→ Task instructions:
Copy the listing that follows, line for line, without a single difference.

→ Given records:
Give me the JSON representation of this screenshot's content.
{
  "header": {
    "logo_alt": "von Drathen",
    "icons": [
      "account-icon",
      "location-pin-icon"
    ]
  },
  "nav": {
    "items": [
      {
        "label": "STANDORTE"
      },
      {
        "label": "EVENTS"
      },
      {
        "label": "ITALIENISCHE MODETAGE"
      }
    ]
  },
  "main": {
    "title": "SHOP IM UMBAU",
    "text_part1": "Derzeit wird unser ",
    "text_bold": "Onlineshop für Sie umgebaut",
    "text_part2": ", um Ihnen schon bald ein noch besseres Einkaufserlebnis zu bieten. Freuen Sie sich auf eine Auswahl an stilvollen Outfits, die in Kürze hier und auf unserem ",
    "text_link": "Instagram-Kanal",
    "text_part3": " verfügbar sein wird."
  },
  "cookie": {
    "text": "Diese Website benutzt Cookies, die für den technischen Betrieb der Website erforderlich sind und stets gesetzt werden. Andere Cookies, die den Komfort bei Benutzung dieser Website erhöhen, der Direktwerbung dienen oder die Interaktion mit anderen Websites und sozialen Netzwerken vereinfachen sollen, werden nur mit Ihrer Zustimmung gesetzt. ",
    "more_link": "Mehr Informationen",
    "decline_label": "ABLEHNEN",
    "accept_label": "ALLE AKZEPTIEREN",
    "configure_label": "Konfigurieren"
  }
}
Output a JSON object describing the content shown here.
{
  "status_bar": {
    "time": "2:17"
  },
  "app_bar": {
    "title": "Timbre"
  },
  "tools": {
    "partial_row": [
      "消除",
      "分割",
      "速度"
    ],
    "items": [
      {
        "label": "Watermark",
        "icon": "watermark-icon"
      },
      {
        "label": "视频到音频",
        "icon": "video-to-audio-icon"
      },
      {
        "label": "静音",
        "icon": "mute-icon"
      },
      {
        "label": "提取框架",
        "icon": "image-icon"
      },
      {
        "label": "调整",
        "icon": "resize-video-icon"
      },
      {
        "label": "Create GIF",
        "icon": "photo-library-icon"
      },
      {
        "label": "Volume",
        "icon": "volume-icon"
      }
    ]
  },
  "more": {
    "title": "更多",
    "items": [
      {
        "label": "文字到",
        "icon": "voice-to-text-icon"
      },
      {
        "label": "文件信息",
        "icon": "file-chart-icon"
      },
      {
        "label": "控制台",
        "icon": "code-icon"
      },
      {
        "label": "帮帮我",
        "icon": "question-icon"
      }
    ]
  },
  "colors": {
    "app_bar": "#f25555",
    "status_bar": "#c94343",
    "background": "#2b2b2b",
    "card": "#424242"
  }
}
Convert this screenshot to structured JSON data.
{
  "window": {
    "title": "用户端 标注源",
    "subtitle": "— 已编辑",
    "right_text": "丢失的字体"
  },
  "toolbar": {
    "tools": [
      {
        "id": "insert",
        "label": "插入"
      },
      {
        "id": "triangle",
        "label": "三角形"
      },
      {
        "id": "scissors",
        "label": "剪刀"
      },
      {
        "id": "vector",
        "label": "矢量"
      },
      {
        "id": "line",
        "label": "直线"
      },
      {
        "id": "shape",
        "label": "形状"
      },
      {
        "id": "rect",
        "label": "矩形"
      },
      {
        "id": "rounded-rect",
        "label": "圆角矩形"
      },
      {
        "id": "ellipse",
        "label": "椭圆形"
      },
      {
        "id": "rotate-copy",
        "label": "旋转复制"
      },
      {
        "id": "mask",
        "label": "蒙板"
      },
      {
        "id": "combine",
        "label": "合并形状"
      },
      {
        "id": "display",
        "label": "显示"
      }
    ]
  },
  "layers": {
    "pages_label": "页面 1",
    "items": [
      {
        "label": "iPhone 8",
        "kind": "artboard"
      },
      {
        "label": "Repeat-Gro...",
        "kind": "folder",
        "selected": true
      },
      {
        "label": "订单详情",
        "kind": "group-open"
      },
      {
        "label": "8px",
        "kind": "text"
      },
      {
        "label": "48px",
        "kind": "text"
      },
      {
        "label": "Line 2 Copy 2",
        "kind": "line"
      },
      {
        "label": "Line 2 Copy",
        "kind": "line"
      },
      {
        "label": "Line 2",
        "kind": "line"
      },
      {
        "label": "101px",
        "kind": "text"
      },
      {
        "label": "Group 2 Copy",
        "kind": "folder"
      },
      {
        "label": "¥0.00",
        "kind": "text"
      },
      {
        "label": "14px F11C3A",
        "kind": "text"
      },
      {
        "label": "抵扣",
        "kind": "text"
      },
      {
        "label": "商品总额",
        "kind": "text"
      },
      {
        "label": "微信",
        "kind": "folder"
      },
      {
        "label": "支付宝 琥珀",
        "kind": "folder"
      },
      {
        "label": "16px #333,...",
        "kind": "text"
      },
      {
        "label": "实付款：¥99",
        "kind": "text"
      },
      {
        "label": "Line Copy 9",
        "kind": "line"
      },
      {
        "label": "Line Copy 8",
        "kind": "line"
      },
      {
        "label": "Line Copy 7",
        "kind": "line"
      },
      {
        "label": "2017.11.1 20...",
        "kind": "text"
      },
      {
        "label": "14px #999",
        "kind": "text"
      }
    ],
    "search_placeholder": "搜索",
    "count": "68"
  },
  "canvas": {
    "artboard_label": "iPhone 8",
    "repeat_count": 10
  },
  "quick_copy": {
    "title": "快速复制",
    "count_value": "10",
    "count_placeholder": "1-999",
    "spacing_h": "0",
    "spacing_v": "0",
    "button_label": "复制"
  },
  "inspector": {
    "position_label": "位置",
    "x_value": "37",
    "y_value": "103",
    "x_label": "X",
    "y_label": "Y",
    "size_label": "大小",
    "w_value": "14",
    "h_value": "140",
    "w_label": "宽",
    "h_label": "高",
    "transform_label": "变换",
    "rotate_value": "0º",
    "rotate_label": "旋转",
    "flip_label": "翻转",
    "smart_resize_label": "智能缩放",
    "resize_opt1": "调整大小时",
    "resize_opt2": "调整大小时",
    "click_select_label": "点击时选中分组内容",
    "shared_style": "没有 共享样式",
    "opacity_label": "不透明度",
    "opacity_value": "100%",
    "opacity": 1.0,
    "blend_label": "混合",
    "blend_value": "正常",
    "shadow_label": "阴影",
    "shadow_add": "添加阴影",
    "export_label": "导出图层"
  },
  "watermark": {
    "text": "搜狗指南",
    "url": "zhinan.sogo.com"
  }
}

→ Answer to this task:
Give me the JSON representation of this screenshot's content.
{
  "header": {
    "logo_alt": "von Drathen",
    "icons": [
      "account-icon",
      "location-pin-icon"
    ]
  },
  "nav": {
    "items": [
      {
        "label": "STANDORTE"
      },
      {
        "label": "EVENTS"
      },
      {
        "label": "ITALIENISCHE MODETAGE"
      }
    ]
  },
  "main": {
    "title": "SHOP IM UMBAU",
    "text_part1": "Derzeit wird unser ",
    "text_bold": "Onlineshop für Sie umgebaut",
    "text_part2": ", um Ihnen schon bald ein noch besseres Einkaufserlebnis zu bieten. Freuen Sie sich auf eine Auswahl an stilvollen Outfits, die in Kürze hier und auf unserem ",
    "text_link": "Instagram-Kanal",
    "text_part3": " verfügbar sein wird."
  },
  "cookie": {
    "text": "Diese Website benutzt Cookies, die für den technischen Betrieb der Website erforderlich sind und stets gesetzt werden. Andere Cookies, die den Komfort bei Benutzung dieser Website erhöhen, der Direktwerbung dienen oder die Interaktion mit anderen Websites und sozialen Netzwerken vereinfachen sollen, werden nur mit Ihrer Zustimmung gesetzt. ",
    "more_link": "Mehr Informationen",
    "decline_label": "ABLEHNEN",
    "accept_label": "ALLE AKZEPTIEREN",
    "configure_label": "Konfigurieren"
  }
}
Output a JSON object describing the content shown here.
{
  "status_bar": {
    "time": "2:17"
  },
  "app_bar": {
    "title": "Timbre"
  },
  "tools": {
    "partial_row": [
      "消除",
      "分割",
      "速度"
    ],
    "items": [
      {
        "label": "Watermark",
        "icon": "watermark-icon"
      },
      {
        "label": "视频到音频",
        "icon": "video-to-audio-icon"
      },
      {
        "label": "静音",
        "icon": "mute-icon"
      },
      {
        "label": "提取框架",
        "icon": "image-icon"
      },
      {
        "label": "调整",
        "icon": "resize-video-icon"
      },
      {
        "label": "Create GIF",
        "icon": "photo-library-icon"
      },
      {
        "label": "Volume",
        "icon": "volume-icon"
      }
    ]
  },
  "more": {
    "title": "更多",
    "items": [
      {
        "label": "文字到",
        "icon": "voice-to-text-icon"
      },
      {
        "label": "文件信息",
        "icon": "file-chart-icon"
      },
      {
        "label": "控制台",
        "icon": "code-icon"
      },
      {
        "label": "帮帮我",
        "icon": "question-icon"
      }
    ]
  },
  "colors": {
    "app_bar": "#f25555",
    "status_bar": "#c94343",
    "background": "#2b2b2b",
    "card": "#424242"
  }
}
Convert this screenshot to structured JSON data.
{
  "window": {
    "title": "用户端 标注源",
    "subtitle": "— 已编辑",
    "right_text": "丢失的字体"
  },
  "toolbar": {
    "tools": [
      {
        "id": "insert",
        "label": "插入"
      },
      {
        "id": "triangle",
        "label": "三角形"
      },
      {
        "id": "scissors",
        "label": "剪刀"
      },
      {
        "id": "vector",
        "label": "矢量"
      },
      {
        "id": "line",
        "label": "直线"
      },
      {
        "id": "shape",
        "label": "形状"
      },
      {
        "id": "rect",
        "label": "矩形"
      },
      {
        "id": "rounded-rect",
        "label": "圆角矩形"
      },
      {
        "id": "ellipse",
        "label": "椭圆形"
      },
      {
        "id": "rotate-copy",
        "label": "旋转复制"
      },
      {
        "id": "mask",
        "label": "蒙板"
      },
      {
        "id": "combine",
        "label": "合并形状"
      },
      {
        "id": "display",
        "label": "显示"
      }
    ]
  },
  "layers": {
    "pages_label": "页面 1",
    "items": [
      {
        "label": "iPhone 8",
        "kind": "artboard"
      },
      {
        "label": "Repeat-Gro...",
        "kind": "folder",
        "selected": true
      },
      {
        "label": "订单详情",
        "kind": "group-open"
      },
      {
        "label": "8px",
        "kind": "text"
      },
      {
        "label": "48px",
        "kind": "text"
      },
      {
        "label": "Line 2 Copy 2",
        "kind": "line"
      },
      {
        "label": "Line 2 Copy",
        "kind": "line"
      },
      {
        "label": "Line 2",
        "kind": "line"
      },
      {
        "label": "101px",
        "kind": "text"
      },
      {
        "label": "Group 2 Copy",
        "kind": "folder"
      },
      {
        "label": "¥0.00",
        "kind": "text"
      },
      {
        "label": "14px F11C3A",
        "kind": "text"
      },
      {
        "label": "抵扣",
        "kind": "text"
      },
      {
        "label": "商品总额",
        "kind": "text"
      },
      {
        "label": "微信",
        "kind": "folder"
      },
      {
        "label": "支付宝 琥珀",
        "kind": "folder"
      },
      {
        "label": "16px #333,...",
        "kind": "text"
      },
      {
        "label": "实付款：¥99",
        "kind": "text"
      },
      {
        "label": "Line Copy 9",
        "kind": "line"
      },
      {
        "label": "Line Copy 8",
        "kind": "line"
      },
      {
        "label": "Line Copy 7",
        "kind": "line"
      },
      {
        "label": "2017.11.1 20...",
        "kind": "text"
      },
      {
        "label": "14px #999",
        "kind": "text"
      }
    ],
    "search_placeholder": "搜索",
    "count": "68"
  },
  "canvas": {
    "artboard_label": "iPhone 8",
    "repeat_count": 10
  },
  "quick_copy": {
    "title": "快速复制",
    "count_value": "10",
    "count_placeholder": "1-999",
    "spacing_h": "0",
    "spacing_v": "0",
    "button_label": "复制"
  },
  "inspector": {
    "position_label": "位置",
    "x_value": "37",
    "y_value": "103",
    "x_label": "X",
    "y_label": "Y",
    "size_label": "大小",
    "w_value": "14",
    "h_value": "140",
    "w_label": "宽",
    "h_label": "高",
    "transform_label": "变换",
    "rotate_value": "0º",
    "rotate_label": "旋转",
    "flip_label": "翻转",
    "smart_resize_label": "智能缩放",
    "resize_opt1": "调整大小时",
    "resize_opt2": "调整大小时",
    "click_select_label": "点击时选中分组内容",
    "shared_style": "没有 共享样式",
    "opacity_label": "不透明度",
    "opacity_value": "100%",
    "opacity": 1.0,
    "blend_label": "混合",
    "blend_value": "正常",
    "shadow_label": "阴影",
    "shadow_add": "添加阴影",
    "export_label": "导出图层"
  },
  "watermark": {
    "text": "搜狗指南",
    "url": "zhinan.sogo.com"
  }
}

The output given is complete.